Data for the task>
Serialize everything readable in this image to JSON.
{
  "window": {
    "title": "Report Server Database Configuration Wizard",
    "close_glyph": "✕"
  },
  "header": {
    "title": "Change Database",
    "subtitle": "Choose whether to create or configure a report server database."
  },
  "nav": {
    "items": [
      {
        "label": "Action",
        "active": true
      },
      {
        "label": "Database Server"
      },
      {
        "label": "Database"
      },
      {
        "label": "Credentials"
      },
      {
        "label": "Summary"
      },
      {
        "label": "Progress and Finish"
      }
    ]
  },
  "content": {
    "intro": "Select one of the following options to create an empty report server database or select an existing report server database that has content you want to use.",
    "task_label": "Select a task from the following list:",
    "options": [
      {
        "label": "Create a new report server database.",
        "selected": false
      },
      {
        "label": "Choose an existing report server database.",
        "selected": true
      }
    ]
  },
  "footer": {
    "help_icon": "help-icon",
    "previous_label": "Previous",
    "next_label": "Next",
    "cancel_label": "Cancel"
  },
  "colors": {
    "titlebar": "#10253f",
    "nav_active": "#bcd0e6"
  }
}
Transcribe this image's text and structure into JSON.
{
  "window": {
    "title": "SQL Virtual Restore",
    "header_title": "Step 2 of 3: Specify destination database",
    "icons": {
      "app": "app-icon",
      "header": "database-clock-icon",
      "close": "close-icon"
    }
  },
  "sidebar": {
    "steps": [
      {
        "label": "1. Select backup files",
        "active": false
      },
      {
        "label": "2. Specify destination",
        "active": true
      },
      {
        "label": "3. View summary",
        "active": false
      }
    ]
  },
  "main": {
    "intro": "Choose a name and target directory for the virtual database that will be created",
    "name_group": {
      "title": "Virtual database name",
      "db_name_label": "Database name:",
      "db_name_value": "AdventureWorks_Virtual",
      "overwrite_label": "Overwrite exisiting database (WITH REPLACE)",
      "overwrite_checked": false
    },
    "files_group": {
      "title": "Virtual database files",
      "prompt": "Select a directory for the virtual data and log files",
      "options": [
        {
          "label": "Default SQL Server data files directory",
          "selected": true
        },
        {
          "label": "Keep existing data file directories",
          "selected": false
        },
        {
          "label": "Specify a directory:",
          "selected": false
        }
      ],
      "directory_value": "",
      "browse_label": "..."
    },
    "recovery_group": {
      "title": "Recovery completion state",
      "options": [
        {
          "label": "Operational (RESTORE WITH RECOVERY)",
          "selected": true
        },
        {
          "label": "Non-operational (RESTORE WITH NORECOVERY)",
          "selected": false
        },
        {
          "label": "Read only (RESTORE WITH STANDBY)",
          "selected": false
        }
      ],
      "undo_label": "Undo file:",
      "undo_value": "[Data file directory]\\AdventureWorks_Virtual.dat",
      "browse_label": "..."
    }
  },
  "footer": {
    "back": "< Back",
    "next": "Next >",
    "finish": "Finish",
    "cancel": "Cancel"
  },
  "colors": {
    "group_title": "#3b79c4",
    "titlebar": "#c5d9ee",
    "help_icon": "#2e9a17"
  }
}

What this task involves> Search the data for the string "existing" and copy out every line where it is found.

Exercise response>
    "intro": "Select one of the following options to create an empty report server database or select an existing report server database that has content you want to use.",
        "label": "Choose an existing report server database.",
          "label": "Keep existing data file directories",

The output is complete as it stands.